--- Action item ---
Reproduce each line of the entries that carries "number".
====================
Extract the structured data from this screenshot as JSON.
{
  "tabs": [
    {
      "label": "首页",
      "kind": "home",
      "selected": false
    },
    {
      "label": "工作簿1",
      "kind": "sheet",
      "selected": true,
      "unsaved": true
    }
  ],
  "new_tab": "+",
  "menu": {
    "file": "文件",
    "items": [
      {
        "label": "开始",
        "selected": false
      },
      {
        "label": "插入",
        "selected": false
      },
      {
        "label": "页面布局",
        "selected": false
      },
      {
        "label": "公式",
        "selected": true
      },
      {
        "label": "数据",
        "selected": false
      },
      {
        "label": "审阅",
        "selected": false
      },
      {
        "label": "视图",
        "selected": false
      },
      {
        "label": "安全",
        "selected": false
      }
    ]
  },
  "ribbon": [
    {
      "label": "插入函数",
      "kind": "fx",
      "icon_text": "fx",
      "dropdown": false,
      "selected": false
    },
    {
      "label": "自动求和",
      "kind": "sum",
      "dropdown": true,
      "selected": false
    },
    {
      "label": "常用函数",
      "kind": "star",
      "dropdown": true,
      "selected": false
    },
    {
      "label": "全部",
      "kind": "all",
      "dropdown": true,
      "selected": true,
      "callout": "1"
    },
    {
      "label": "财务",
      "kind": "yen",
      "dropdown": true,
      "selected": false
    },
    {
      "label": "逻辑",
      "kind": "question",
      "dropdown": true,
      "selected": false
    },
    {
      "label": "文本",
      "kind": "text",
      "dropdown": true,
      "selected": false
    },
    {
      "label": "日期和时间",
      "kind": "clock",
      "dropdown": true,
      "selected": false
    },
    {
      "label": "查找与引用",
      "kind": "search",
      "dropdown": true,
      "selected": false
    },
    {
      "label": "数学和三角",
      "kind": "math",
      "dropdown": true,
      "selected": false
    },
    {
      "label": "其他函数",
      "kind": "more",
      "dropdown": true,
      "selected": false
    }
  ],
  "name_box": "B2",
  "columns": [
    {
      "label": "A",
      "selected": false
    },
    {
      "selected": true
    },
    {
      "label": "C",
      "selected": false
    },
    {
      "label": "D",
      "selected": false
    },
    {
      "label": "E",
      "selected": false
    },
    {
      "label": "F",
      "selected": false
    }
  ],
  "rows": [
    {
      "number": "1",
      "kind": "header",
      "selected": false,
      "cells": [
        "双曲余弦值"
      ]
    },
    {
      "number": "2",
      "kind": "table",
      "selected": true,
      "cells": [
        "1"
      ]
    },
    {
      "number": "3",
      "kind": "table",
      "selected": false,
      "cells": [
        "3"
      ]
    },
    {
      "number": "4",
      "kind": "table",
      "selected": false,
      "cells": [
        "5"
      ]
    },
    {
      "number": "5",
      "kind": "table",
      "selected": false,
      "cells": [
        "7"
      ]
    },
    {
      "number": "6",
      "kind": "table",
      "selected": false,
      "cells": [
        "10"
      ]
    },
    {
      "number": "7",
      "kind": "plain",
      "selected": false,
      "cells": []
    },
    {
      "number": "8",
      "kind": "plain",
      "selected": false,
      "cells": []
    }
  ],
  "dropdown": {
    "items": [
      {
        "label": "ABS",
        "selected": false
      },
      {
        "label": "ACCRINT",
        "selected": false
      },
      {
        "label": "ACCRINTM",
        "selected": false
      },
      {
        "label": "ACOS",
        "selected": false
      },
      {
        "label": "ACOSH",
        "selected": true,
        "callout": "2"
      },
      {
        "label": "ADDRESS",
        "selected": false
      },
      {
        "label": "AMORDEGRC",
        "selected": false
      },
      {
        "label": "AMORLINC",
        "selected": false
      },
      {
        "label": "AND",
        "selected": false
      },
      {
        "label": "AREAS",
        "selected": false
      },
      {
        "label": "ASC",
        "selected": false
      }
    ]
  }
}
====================
--- Task response ---
      "number": "1",
      "number": "2",
      "number": "3",
      "number": "4",
      "number": "5",
      "number": "6",
      "number": "7",
      "number": "8",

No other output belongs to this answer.